How To Help Parents Plan for Their Estate Without the Perception of Undue Influence

On Behalf of | Jun 7, 2022 | Estate Planning |

There are many different estate planning challenges that may not be apparent until after a loved one has passed away. For example, a sibling who feels as though they have been excluded or treated unfairly in the assignment of assets may argue that another child unduly influenced the parents to alter estate plans. In order to avoid this perception but also to help your adult parents with the estate planning process, you can take a couple of important steps.

Most people want to avoid estate litigation over a family member’s will.

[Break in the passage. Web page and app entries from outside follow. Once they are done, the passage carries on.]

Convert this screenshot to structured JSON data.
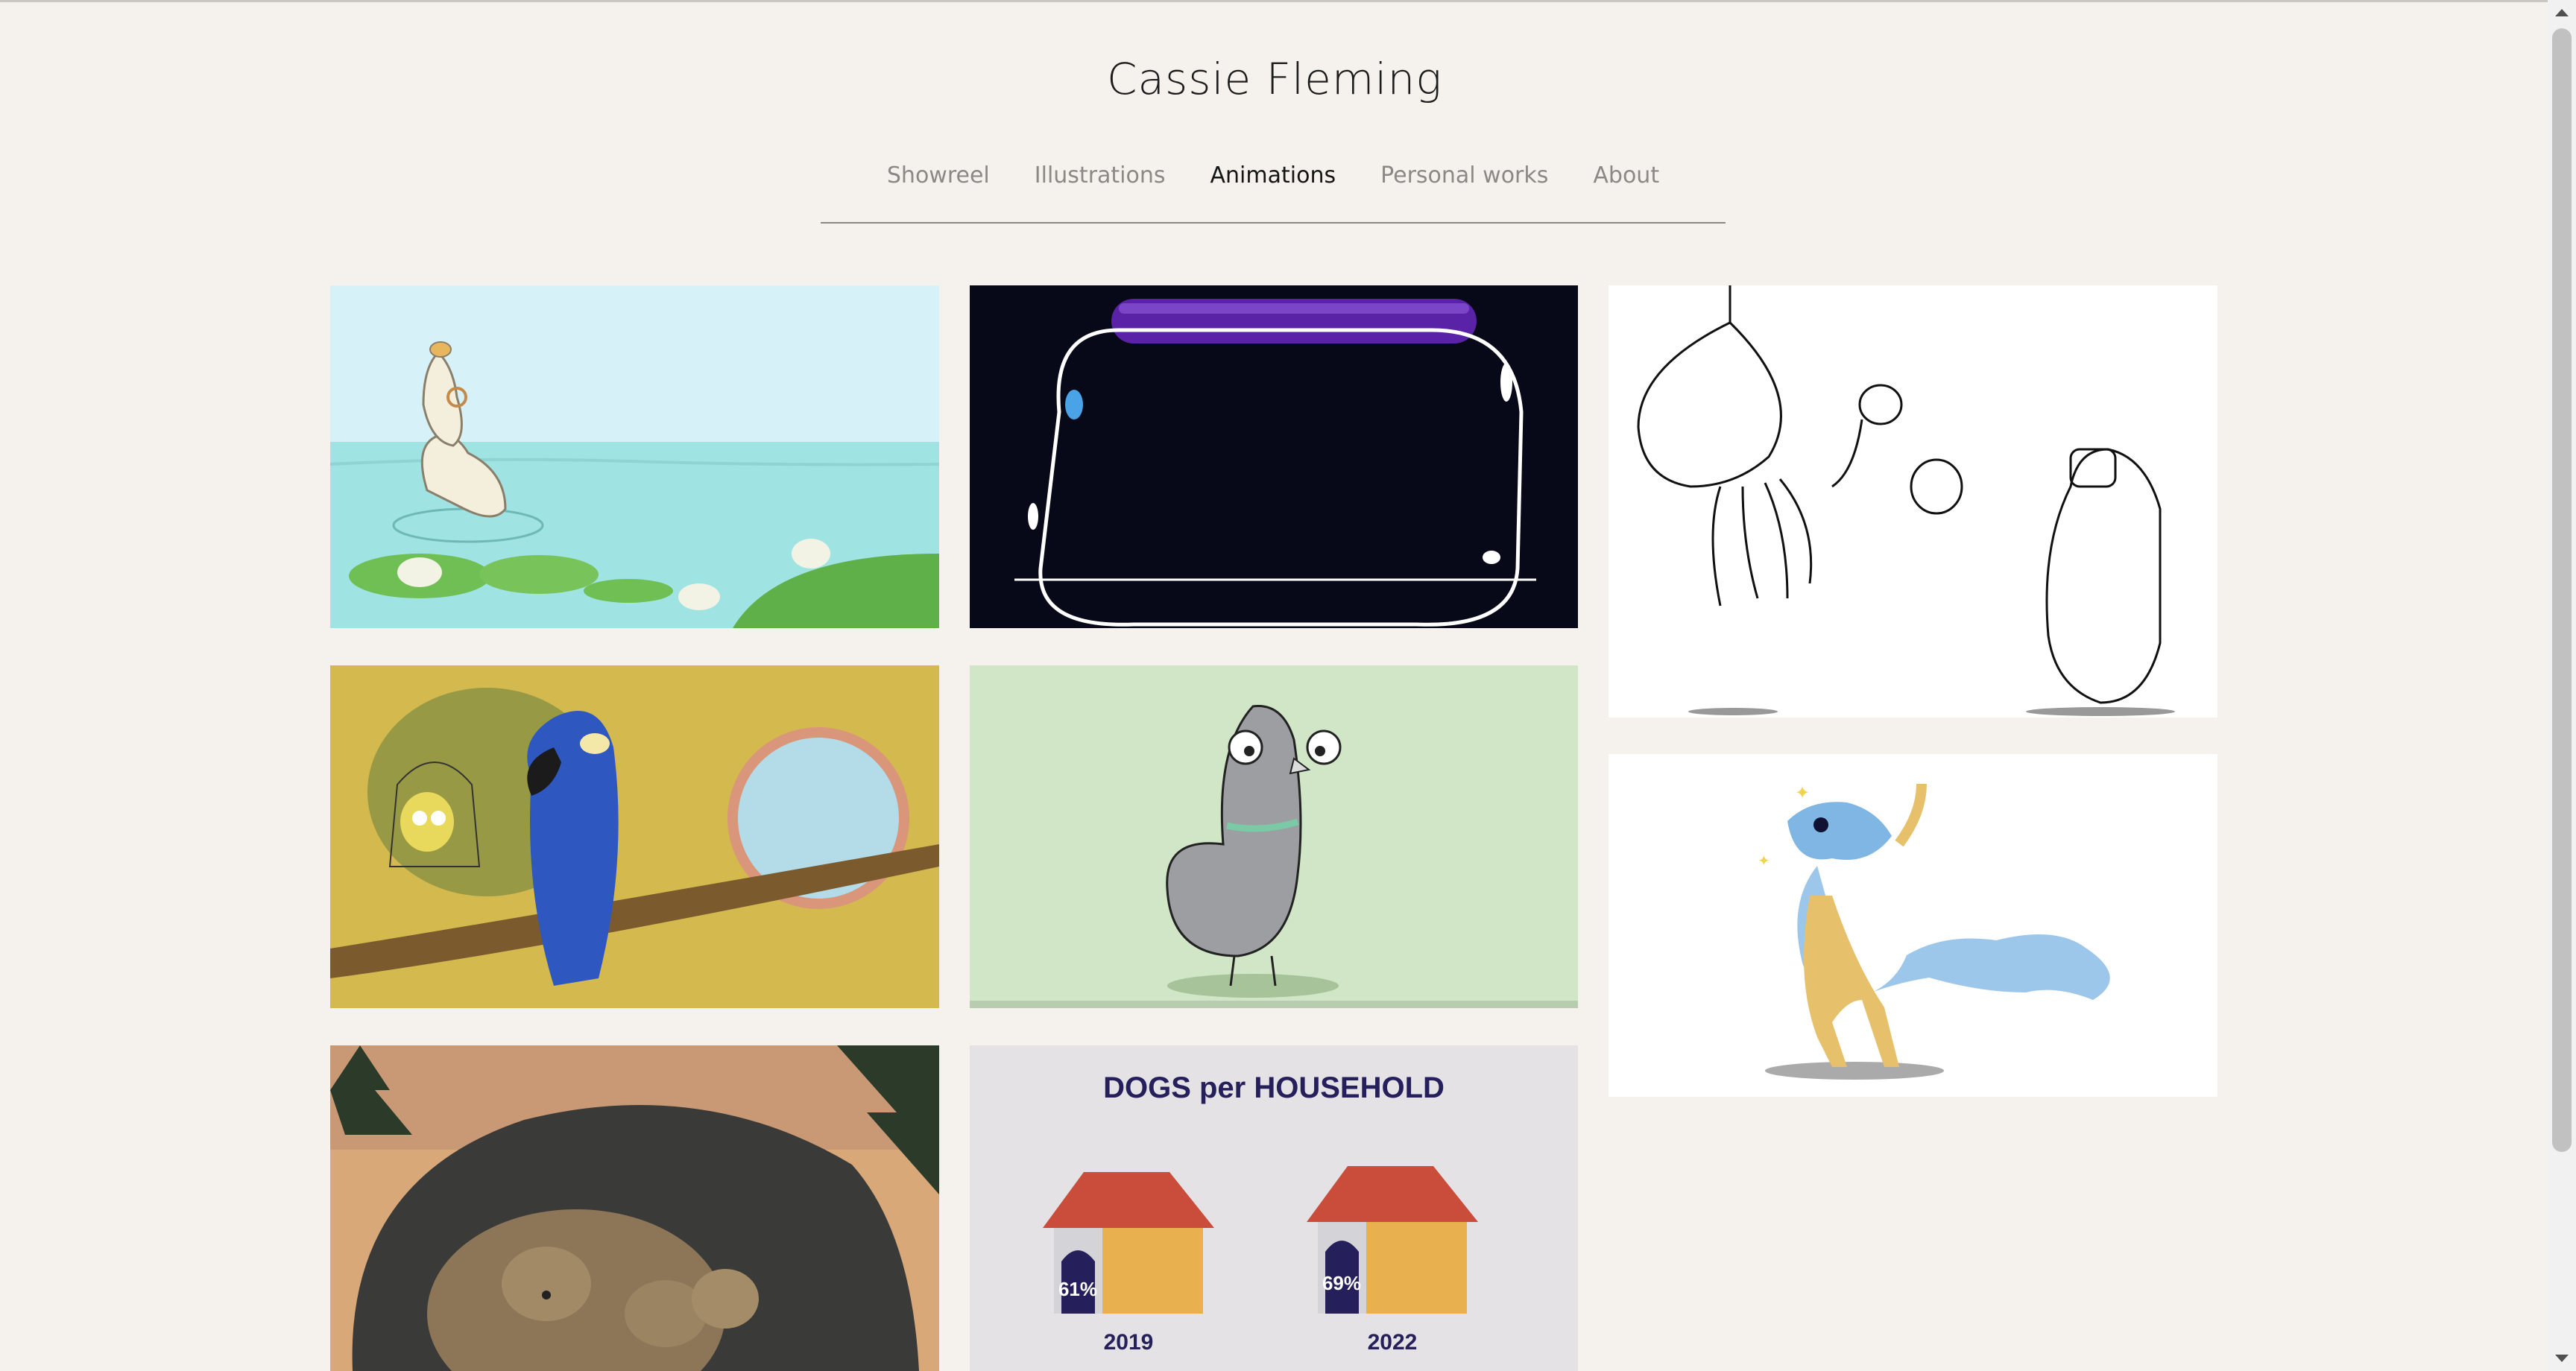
{
  "site": {
    "title": "Cassie Fleming"
  },
  "nav": {
    "items": [
      {
        "label": "Showreel",
        "active": false
      },
      {
        "label": "Illustrations",
        "active": false
      },
      {
        "label": "Animations",
        "active": true
      },
      {
        "label": "Personal works",
        "active": false
      },
      {
        "label": "About",
        "active": false
      }
    ]
  },
  "gallery": {
    "items": [
      {
        "name": "duck-pond-thumbnail",
        "icon": "duck-image"
      },
      {
        "name": "jar-thumbnail",
        "icon": "jar-image"
      },
      {
        "name": "spider-walk-thumbnail",
        "icon": "sketch-creatures-image"
      },
      {
        "name": "parrot-thumbnail",
        "icon": "parrots-image"
      },
      {
        "name": "pigeon-thumbnail",
        "icon": "pigeon-image"
      },
      {
        "name": "dragon-thumbnail",
        "icon": "dragon-image"
      },
      {
        "name": "bears-cave-thumbnail",
        "icon": "bears-image"
      },
      {
        "name": "dogs-infographic-thumbnail",
        "icon": "doghouse-image"
      }
    ],
    "infographic": {
      "title": "DOGS per HOUSEHOLD",
      "left_percent": "61%",
      "left_year": "2019",
      "right_percent": "69%",
      "right_year": "2022"
    }
  },
  "colors": {
    "background": "#f5f2ee",
    "nav_active": "#151515",
    "nav_inactive": "#8b8885"
  }
}
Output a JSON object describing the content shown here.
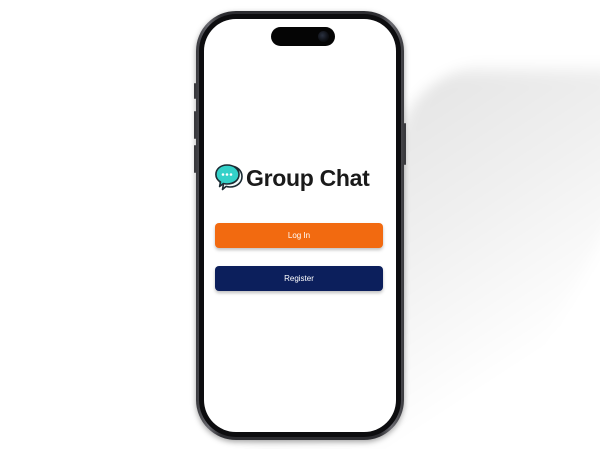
{
  "app": {
    "title": "Group Chat",
    "logo_icon": "chat-bubbles-icon"
  },
  "actions": {
    "login_label": "Log In",
    "register_label": "Register"
  },
  "colors": {
    "login_button": "#f26a10",
    "register_button": "#0c1f5c",
    "logo_bubble": "#34d1c9",
    "title_text": "#1a1a1a"
  }
}
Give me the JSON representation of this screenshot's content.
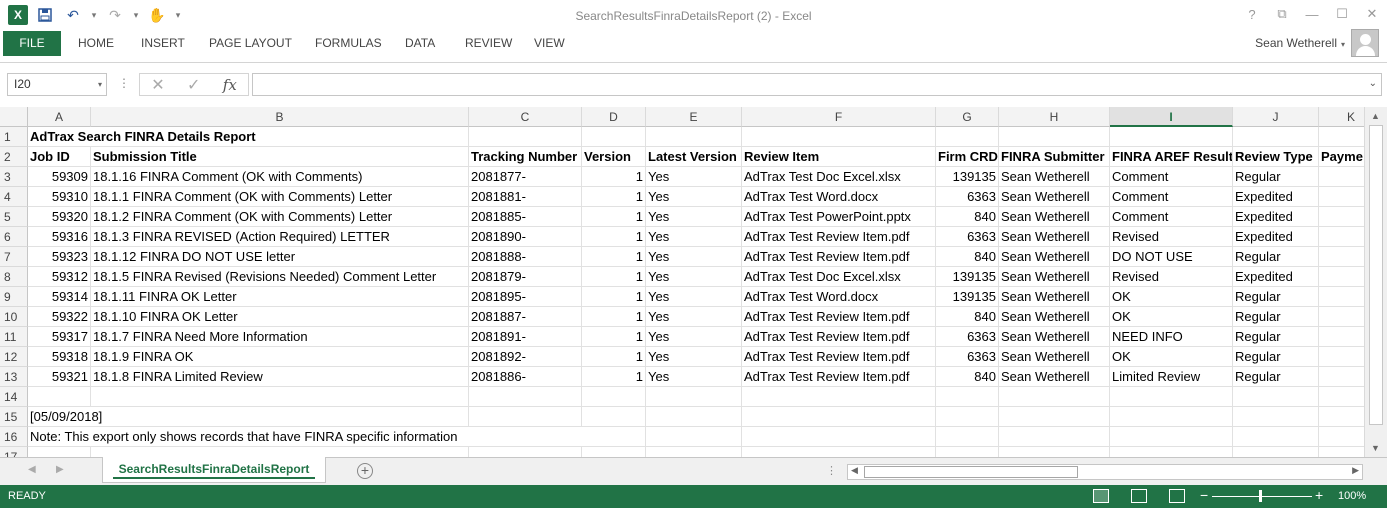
{
  "window": {
    "title": "SearchResultsFinraDetailsReport (2) - Excel",
    "controls": [
      "?",
      "⧉",
      "—",
      "☐",
      "✕"
    ]
  },
  "ribbon": {
    "tabs": [
      "FILE",
      "HOME",
      "INSERT",
      "PAGE LAYOUT",
      "FORMULAS",
      "DATA",
      "REVIEW",
      "VIEW"
    ],
    "user": "Sean Wetherell"
  },
  "formula_bar": {
    "name_box": "I20",
    "fx": "fx",
    "value": ""
  },
  "columns": [
    "A",
    "B",
    "C",
    "D",
    "E",
    "F",
    "G",
    "H",
    "I",
    "J",
    "K"
  ],
  "selected_column": "I",
  "rows": [
    "1",
    "2",
    "3",
    "4",
    "5",
    "6",
    "7",
    "8",
    "9",
    "10",
    "11",
    "12",
    "13",
    "14",
    "15",
    "16",
    "17"
  ],
  "report": {
    "title": "AdTrax Search FINRA Details Report",
    "headers": [
      "Job ID",
      "Submission Title",
      "Tracking Number",
      "Version",
      "Latest Version",
      "Review Item",
      "Firm CRD",
      "FINRA Submitter",
      "FINRA AREF Result",
      "Review Type",
      "Payme"
    ],
    "data": [
      [
        "59309",
        "18.1.16 FINRA Comment (OK with Comments)",
        "2081877-",
        "1",
        "Yes",
        "AdTrax Test Doc Excel.xlsx",
        "139135",
        "Sean Wetherell",
        "Comment",
        "Regular"
      ],
      [
        "59310",
        "18.1.1 FINRA Comment (OK with Comments) Letter",
        "2081881-",
        "1",
        "Yes",
        "AdTrax Test Word.docx",
        "6363",
        "Sean Wetherell",
        "Comment",
        "Expedited"
      ],
      [
        "59320",
        "18.1.2 FINRA Comment (OK with Comments) Letter",
        "2081885-",
        "1",
        "Yes",
        "AdTrax Test PowerPoint.pptx",
        "840",
        "Sean Wetherell",
        "Comment",
        "Expedited"
      ],
      [
        "59316",
        "18.1.3 FINRA REVISED (Action Required) LETTER",
        "2081890-",
        "1",
        "Yes",
        "AdTrax Test Review Item.pdf",
        "6363",
        "Sean Wetherell",
        "Revised",
        "Expedited"
      ],
      [
        "59323",
        "18.1.12 FINRA DO NOT USE letter",
        "2081888-",
        "1",
        "Yes",
        "AdTrax Test Review Item.pdf",
        "840",
        "Sean Wetherell",
        "DO NOT USE",
        "Regular"
      ],
      [
        "59312",
        "18.1.5 FINRA Revised (Revisions Needed) Comment Letter",
        "2081879-",
        "1",
        "Yes",
        "AdTrax Test Doc Excel.xlsx",
        "139135",
        "Sean Wetherell",
        "Revised",
        "Expedited"
      ],
      [
        "59314",
        "18.1.11 FINRA OK Letter",
        "2081895-",
        "1",
        "Yes",
        "AdTrax Test Word.docx",
        "139135",
        "Sean Wetherell",
        "OK",
        "Regular"
      ],
      [
        "59322",
        "18.1.10 FINRA OK Letter",
        "2081887-",
        "1",
        "Yes",
        "AdTrax Test Review Item.pdf",
        "840",
        "Sean Wetherell",
        "OK",
        "Regular"
      ],
      [
        "59317",
        "18.1.7 FINRA Need More Information",
        "2081891-",
        "1",
        "Yes",
        "AdTrax Test Review Item.pdf",
        "6363",
        "Sean Wetherell",
        "NEED INFO",
        "Regular"
      ],
      [
        "59318",
        "18.1.9 FINRA OK",
        "2081892-",
        "1",
        "Yes",
        "AdTrax Test Review Item.pdf",
        "6363",
        "Sean Wetherell",
        "OK",
        "Regular"
      ],
      [
        "59321",
        "18.1.8 FINRA Limited Review",
        "2081886-",
        "1",
        "Yes",
        "AdTrax Test Review Item.pdf",
        "840",
        "Sean Wetherell",
        "Limited Review",
        "Regular"
      ]
    ],
    "date": "[05/09/2018]",
    "note": "Note: This export only shows records that have FINRA specific information"
  },
  "sheet_tabs": [
    "SearchResultsFinraDetailsReport"
  ],
  "status": {
    "text": "READY",
    "zoom": "100%"
  }
}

If a relative believes that you forced your parents to create a trust or will to increase your own inheritance, they may pursue a line of legal action known as undue influence. If they are successful in arguing this, a court can declare that the will is void, if they believe that you in any way coerced the parent into writing a will that would benefit you.

Care partners and caregivers should always have a direct conversation about the benefits of creating an estate planning, but a caregiver who is also a future beneficiary of that same estate needs to understand the definition of undue influence. Make sure that your parents have the opportunity to speak directly with an experienced and qualified estate planning attorney.

The attorney should make a point of meeting separately with your parents before or on the day of their appointment, so they have their own opportunity to speak with the lawyer. This gives your parents a chance to speak confidentially as well. If unequal inheritances are left behind, a letter of intent can help to explain the intention behind this. For further questions about establishing an estate plan and working directly with an estate planning attorney to accomplish it, set up a time to meet with a Needham, MA and Mashpee, MA estate planning lawyer today.